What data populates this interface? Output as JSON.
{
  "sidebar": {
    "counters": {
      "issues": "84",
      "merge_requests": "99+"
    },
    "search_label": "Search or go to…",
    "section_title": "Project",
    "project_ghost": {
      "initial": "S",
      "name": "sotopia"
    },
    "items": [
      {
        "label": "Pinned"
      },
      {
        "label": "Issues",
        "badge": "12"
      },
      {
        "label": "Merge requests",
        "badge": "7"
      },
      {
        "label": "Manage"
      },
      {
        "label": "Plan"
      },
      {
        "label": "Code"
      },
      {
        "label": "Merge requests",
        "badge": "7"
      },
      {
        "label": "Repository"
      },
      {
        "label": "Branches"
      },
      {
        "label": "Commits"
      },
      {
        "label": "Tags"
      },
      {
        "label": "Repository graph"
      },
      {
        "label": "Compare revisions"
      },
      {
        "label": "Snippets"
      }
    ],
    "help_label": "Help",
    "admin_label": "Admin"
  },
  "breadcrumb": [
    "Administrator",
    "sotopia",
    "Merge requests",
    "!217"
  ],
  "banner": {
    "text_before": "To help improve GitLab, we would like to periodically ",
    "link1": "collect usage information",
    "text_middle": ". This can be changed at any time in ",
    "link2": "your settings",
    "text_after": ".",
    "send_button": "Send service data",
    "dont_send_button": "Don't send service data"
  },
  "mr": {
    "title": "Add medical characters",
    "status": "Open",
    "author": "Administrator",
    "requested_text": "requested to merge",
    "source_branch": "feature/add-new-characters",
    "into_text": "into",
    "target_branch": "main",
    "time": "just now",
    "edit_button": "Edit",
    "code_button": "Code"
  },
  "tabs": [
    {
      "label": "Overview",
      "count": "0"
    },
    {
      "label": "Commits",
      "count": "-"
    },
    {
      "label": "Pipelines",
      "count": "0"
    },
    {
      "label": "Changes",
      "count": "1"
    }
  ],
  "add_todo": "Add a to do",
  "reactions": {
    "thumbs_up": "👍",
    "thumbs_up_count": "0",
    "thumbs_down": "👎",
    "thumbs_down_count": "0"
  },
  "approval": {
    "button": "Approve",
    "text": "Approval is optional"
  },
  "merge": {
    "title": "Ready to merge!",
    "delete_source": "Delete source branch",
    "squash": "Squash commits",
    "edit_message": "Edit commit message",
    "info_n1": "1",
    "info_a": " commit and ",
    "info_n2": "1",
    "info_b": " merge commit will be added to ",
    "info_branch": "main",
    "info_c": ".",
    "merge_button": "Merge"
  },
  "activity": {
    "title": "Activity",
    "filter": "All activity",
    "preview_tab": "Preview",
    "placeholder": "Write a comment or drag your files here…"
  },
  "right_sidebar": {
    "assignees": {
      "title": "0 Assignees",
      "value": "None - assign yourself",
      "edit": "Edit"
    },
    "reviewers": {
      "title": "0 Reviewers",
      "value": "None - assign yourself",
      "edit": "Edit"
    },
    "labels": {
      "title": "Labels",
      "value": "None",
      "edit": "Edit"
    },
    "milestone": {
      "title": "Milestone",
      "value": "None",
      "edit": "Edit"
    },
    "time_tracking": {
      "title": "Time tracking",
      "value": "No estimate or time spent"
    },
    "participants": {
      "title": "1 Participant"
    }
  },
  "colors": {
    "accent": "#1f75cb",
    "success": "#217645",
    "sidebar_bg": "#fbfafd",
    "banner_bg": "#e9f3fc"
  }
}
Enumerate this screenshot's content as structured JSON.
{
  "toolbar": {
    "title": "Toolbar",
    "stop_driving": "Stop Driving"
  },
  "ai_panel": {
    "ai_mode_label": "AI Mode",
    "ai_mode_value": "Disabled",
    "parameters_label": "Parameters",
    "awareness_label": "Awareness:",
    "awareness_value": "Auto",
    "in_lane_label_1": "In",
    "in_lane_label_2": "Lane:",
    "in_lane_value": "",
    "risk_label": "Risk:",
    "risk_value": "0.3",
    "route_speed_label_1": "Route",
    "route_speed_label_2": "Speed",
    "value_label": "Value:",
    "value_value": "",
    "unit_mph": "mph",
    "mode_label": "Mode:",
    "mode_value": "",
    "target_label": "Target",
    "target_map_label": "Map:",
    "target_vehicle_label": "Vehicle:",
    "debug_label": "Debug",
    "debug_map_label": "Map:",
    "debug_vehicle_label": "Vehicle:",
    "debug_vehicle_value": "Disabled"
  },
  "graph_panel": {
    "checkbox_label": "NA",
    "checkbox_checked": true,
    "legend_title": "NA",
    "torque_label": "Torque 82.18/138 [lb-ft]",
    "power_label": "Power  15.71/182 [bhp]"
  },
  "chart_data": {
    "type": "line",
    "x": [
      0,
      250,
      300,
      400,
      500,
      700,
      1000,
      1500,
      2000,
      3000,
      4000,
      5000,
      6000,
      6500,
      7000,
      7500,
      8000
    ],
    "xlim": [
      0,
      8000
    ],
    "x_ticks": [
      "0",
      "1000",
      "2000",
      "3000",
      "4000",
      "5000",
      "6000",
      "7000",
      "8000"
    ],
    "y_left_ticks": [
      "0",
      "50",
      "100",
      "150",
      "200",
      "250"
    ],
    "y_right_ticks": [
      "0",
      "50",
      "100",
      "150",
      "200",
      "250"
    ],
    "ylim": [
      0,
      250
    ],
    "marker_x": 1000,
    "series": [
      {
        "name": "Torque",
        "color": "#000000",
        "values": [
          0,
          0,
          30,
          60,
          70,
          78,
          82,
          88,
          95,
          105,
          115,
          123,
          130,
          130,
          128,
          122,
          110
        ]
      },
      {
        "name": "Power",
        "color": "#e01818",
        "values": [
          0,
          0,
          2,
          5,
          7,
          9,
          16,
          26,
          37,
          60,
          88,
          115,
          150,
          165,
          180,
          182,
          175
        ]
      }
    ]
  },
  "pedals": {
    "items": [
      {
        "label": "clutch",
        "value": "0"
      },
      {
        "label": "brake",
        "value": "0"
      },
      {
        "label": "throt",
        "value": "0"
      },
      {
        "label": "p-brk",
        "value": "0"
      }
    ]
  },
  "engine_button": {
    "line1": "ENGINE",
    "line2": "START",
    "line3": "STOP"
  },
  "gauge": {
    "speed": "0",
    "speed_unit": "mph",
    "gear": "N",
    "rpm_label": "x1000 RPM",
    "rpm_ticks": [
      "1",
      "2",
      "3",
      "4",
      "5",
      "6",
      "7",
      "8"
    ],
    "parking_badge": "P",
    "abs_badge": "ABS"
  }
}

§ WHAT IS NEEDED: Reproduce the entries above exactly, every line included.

§ ANSWER SPACE:
What data populates this interface? Output as JSON.
{
  "sidebar": {
    "counters": {
      "issues": "84",
      "merge_requests": "99+"
    },
    "search_label": "Search or go to…",
    "section_title": "Project",
    "project_ghost": {
      "initial": "S",
      "name": "sotopia"
    },
    "items": [
      {
        "label": "Pinned"
      },
      {
        "label": "Issues",
        "badge": "12"
      },
      {
        "label": "Merge requests",
        "badge": "7"
      },
      {
        "label": "Manage"
      },
      {
        "label": "Plan"
      },
      {
        "label": "Code"
      },
      {
        "label": "Merge requests",
        "badge": "7"
      },
      {
        "label": "Repository"
      },
      {
        "label": "Branches"
      },
      {
        "label": "Commits"
      },
      {
        "label": "Tags"
      },
      {
        "label": "Repository graph"
      },
      {
        "label": "Compare revisions"
      },
      {
        "label": "Snippets"
      }
    ],
    "help_label": "Help",
    "admin_label": "Admin"
  },
  "breadcrumb": [
    "Administrator",
    "sotopia",
    "Merge requests",
    "!217"
  ],
  "banner": {
    "text_before": "To help improve GitLab, we would like to periodically ",
    "link1": "collect usage information",
    "text_middle": ". This can be changed at any time in ",
    "link2": "your settings",
    "text_after": ".",
    "send_button": "Send service data",
    "dont_send_button": "Don't send service data"
  },
  "mr": {
    "title": "Add medical characters",
    "status": "Open",
    "author": "Administrator",
    "requested_text": "requested to merge",
    "source_branch": "feature/add-new-characters",
    "into_text": "into",
    "target_branch": "main",
    "time": "just now",
    "edit_button": "Edit",
    "code_button": "Code"
  },
  "tabs": [
    {
      "label": "Overview",
      "count": "0"
    },
    {
      "label": "Commits",
      "count": "-"
    },
    {
      "label": "Pipelines",
      "count": "0"
    },
    {
      "label": "Changes",
      "count": "1"
    }
  ],
  "add_todo": "Add a to do",
  "reactions": {
    "thumbs_up": "👍",
    "thumbs_up_count": "0",
    "thumbs_down": "👎",
    "thumbs_down_count": "0"
  },
  "approval": {
    "button": "Approve",
    "text": "Approval is optional"
  },
  "merge": {
    "title": "Ready to merge!",
    "delete_source": "Delete source branch",
    "squash": "Squash commits",
    "edit_message": "Edit commit message",
    "info_n1": "1",
    "info_a": " commit and ",
    "info_n2": "1",
    "info_b": " merge commit will be added to ",
    "info_branch": "main",
    "info_c": ".",
    "merge_button": "Merge"
  },
  "activity": {
    "title": "Activity",
    "filter": "All activity",
    "preview_tab": "Preview",
    "placeholder": "Write a comment or drag your files here…"
  },
  "right_sidebar": {
    "assignees": {
      "title": "0 Assignees",
      "value": "None - assign yourself",
      "edit": "Edit"
    },
    "reviewers": {
      "title": "0 Reviewers",
      "value": "None - assign yourself",
      "edit": "Edit"
    },
    "labels": {
      "title": "Labels",
      "value": "None",
      "edit": "Edit"
    },
    "milestone": {
      "title": "Milestone",
      "value": "None",
      "edit": "Edit"
    },
    "time_tracking": {
      "title": "Time tracking",
      "value": "No estimate or time spent"
    },
    "participants": {
      "title": "1 Participant"
    }
  },
  "colors": {
    "accent": "#1f75cb",
    "success": "#217645",
    "sidebar_bg": "#fbfafd",
    "banner_bg": "#e9f3fc"
  }
}
Enumerate this screenshot's content as structured JSON.
{
  "toolbar": {
    "title": "Toolbar",
    "stop_driving": "Stop Driving"
  },
  "ai_panel": {
    "ai_mode_label": "AI Mode",
    "ai_mode_value": "Disabled",
    "parameters_label": "Parameters",
    "awareness_label": "Awareness:",
    "awareness_value": "Auto",
    "in_lane_label_1": "In",
    "in_lane_label_2": "Lane:",
    "in_lane_value": "",
    "risk_label": "Risk:",
    "risk_value": "0.3",
    "route_speed_label_1": "Route",
    "route_speed_label_2": "Speed",
    "value_label": "Value:",
    "value_value": "",
    "unit_mph": "mph",
    "mode_label": "Mode:",
    "mode_value": "",
    "target_label": "Target",
    "target_map_label": "Map:",
    "target_vehicle_label": "Vehicle:",
    "debug_label": "Debug",
    "debug_map_label": "Map:",
    "debug_vehicle_label": "Vehicle:",
    "debug_vehicle_value": "Disabled"
  },
  "graph_panel": {
    "checkbox_label": "NA",
    "checkbox_checked": true,
    "legend_title": "NA",
    "torque_label": "Torque 82.18/138 [lb-ft]",
    "power_label": "Power  15.71/182 [bhp]"
  },
  "chart_data": {
    "type": "line",
    "x": [
      0,
      250,
      300,
      400,
      500,
      700,
      1000,
      1500,
      2000,
      3000,
      4000,
      5000,
      6000,
      6500,
      7000,
      7500,
      8000
    ],
    "xlim": [
      0,
      8000
    ],
    "x_ticks": [
      "0",
      "1000",
      "2000",
      "3000",
      "4000",
      "5000",
      "6000",
      "7000",
      "8000"
    ],
    "y_left_ticks": [
      "0",
      "50",
      "100",
      "150",
      "200",
      "250"
    ],
    "y_right_ticks": [
      "0",
      "50",
      "100",
      "150",
      "200",
      "250"
    ],
    "ylim": [
      0,
      250
    ],
    "marker_x": 1000,
    "series": [
      {
        "name": "Torque",
        "color": "#000000",
        "values": [
          0,
          0,
          30,
          60,
          70,
          78,
          82,
          88,
          95,
          105,
          115,
          123,
          130,
          130,
          128,
          122,
          110
        ]
      },
      {
        "name": "Power",
        "color": "#e01818",
        "values": [
          0,
          0,
          2,
          5,
          7,
          9,
          16,
          26,
          37,
          60,
          88,
          115,
          150,
          165,
          180,
          182,
          175
        ]
      }
    ]
  },
  "pedals": {
    "items": [
      {
        "label": "clutch",
        "value": "0"
      },
      {
        "label": "brake",
        "value": "0"
      },
      {
        "label": "throt",
        "value": "0"
      },
      {
        "label": "p-brk",
        "value": "0"
      }
    ]
  },
  "engine_button": {
    "line1": "ENGINE",
    "line2": "START",
    "line3": "STOP"
  },
  "gauge": {
    "speed": "0",
    "speed_unit": "mph",
    "gear": "N",
    "rpm_label": "x1000 RPM",
    "rpm_ticks": [
      "1",
      "2",
      "3",
      "4",
      "5",
      "6",
      "7",
      "8"
    ],
    "parking_badge": "P",
    "abs_badge": "ABS"
  }
}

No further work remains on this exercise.